REQUIRED ACTION:
An exact retyping of all lines below is the answer; pictures do not belong in it.

DATA LISTING:

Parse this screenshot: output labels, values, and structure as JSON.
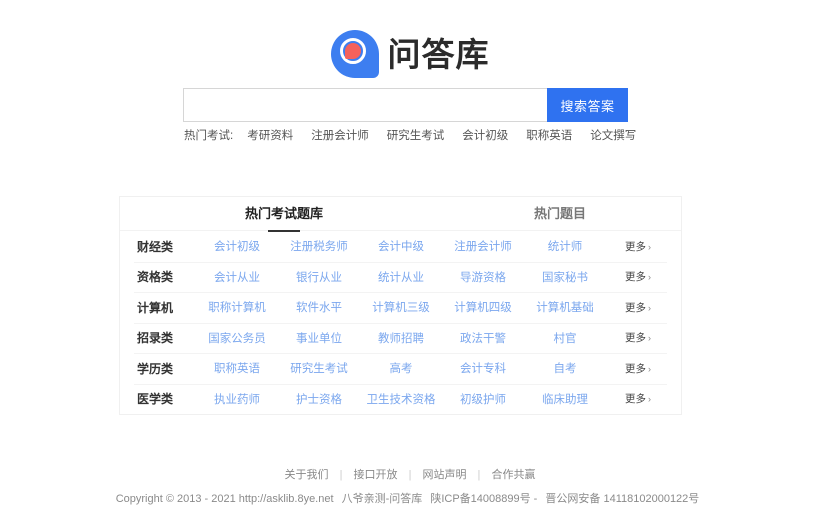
{
  "site": {
    "logo_text": "问答库",
    "logo_icon": "speech-bubble-q-logo",
    "brand_blue": "#3d7ef0",
    "brand_red": "#f4615c",
    "button_blue": "#2f72f0",
    "link_blue": "#7ba7ee"
  },
  "search": {
    "value": "",
    "placeholder": "",
    "button_label": "搜索答案"
  },
  "hot_exams": {
    "label": "热门考试:",
    "items": [
      {
        "label": "考研资料"
      },
      {
        "label": "注册会计师"
      },
      {
        "label": "研究生考试"
      },
      {
        "label": "会计初级"
      },
      {
        "label": "职称英语"
      },
      {
        "label": "论文撰写"
      }
    ]
  },
  "card": {
    "tabs": [
      {
        "label": "热门考试题库",
        "active": true
      },
      {
        "label": "热门题目",
        "active": false
      }
    ],
    "more_label": "更多",
    "more_chevron": "›",
    "rows": [
      {
        "category": "财经类",
        "links": [
          "会计初级",
          "注册税务师",
          "会计中级",
          "注册会计师",
          "统计师"
        ]
      },
      {
        "category": "资格类",
        "links": [
          "会计从业",
          "银行从业",
          "统计从业",
          "导游资格",
          "国家秘书"
        ]
      },
      {
        "category": "计算机",
        "links": [
          "职称计算机",
          "软件水平",
          "计算机三级",
          "计算机四级",
          "计算机基础"
        ]
      },
      {
        "category": "招录类",
        "links": [
          "国家公务员",
          "事业单位",
          "教师招聘",
          "政法干警",
          "村官"
        ]
      },
      {
        "category": "学历类",
        "links": [
          "职称英语",
          "研究生考试",
          "高考",
          "会计专科",
          "自考"
        ]
      },
      {
        "category": "医学类",
        "links": [
          "执业药师",
          "护士资格",
          "卫生技术资格",
          "初级护师",
          "临床助理"
        ]
      }
    ]
  },
  "footer": {
    "links": [
      {
        "label": "关于我们"
      },
      {
        "label": "接口开放"
      },
      {
        "label": "网站声明"
      },
      {
        "label": "合作共赢"
      }
    ],
    "separator": "|",
    "copyright": "Copyright © 2013 - 2021 http://asklib.8ye.net",
    "site_name": "八爷亲测-问答库",
    "icp": "陕ICP备14008899号 -",
    "police": "晋公网安备 14118102000122号"
  }
}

EXERCISE RESULT:
Parse this screenshot: output labels, values, and structure as JSON.
{
  "site": {
    "logo_text": "问答库",
    "logo_icon": "speech-bubble-q-logo",
    "brand_blue": "#3d7ef0",
    "brand_red": "#f4615c",
    "button_blue": "#2f72f0",
    "link_blue": "#7ba7ee"
  },
  "search": {
    "value": "",
    "placeholder": "",
    "button_label": "搜索答案"
  },
  "hot_exams": {
    "label": "热门考试:",
    "items": [
      {
        "label": "考研资料"
      },
      {
        "label": "注册会计师"
      },
      {
        "label": "研究生考试"
      },
      {
        "label": "会计初级"
      },
      {
        "label": "职称英语"
      },
      {
        "label": "论文撰写"
      }
    ]
  },
  "card": {
    "tabs": [
      {
        "label": "热门考试题库",
        "active": true
      },
      {
        "label": "热门题目",
        "active": false
      }
    ],
    "more_label": "更多",
    "more_chevron": "›",
    "rows": [
      {
        "category": "财经类",
        "links": [
          "会计初级",
          "注册税务师",
          "会计中级",
          "注册会计师",
          "统计师"
        ]
      },
      {
        "category": "资格类",
        "links": [
          "会计从业",
          "银行从业",
          "统计从业",
          "导游资格",
          "国家秘书"
        ]
      },
      {
        "category": "计算机",
        "links": [
          "职称计算机",
          "软件水平",
          "计算机三级",
          "计算机四级",
          "计算机基础"
        ]
      },
      {
        "category": "招录类",
        "links": [
          "国家公务员",
          "事业单位",
          "教师招聘",
          "政法干警",
          "村官"
        ]
      },
      {
        "category": "学历类",
        "links": [
          "职称英语",
          "研究生考试",
          "高考",
          "会计专科",
          "自考"
        ]
      },
      {
        "category": "医学类",
        "links": [
          "执业药师",
          "护士资格",
          "卫生技术资格",
          "初级护师",
          "临床助理"
        ]
      }
    ]
  },
  "footer": {
    "links": [
      {
        "label": "关于我们"
      },
      {
        "label": "接口开放"
      },
      {
        "label": "网站声明"
      },
      {
        "label": "合作共赢"
      }
    ],
    "separator": "|",
    "copyright": "Copyright © 2013 - 2021 http://asklib.8ye.net",
    "site_name": "八爷亲测-问答库",
    "icp": "陕ICP备14008899号 -",
    "police": "晋公网安备 14118102000122号"
  }
}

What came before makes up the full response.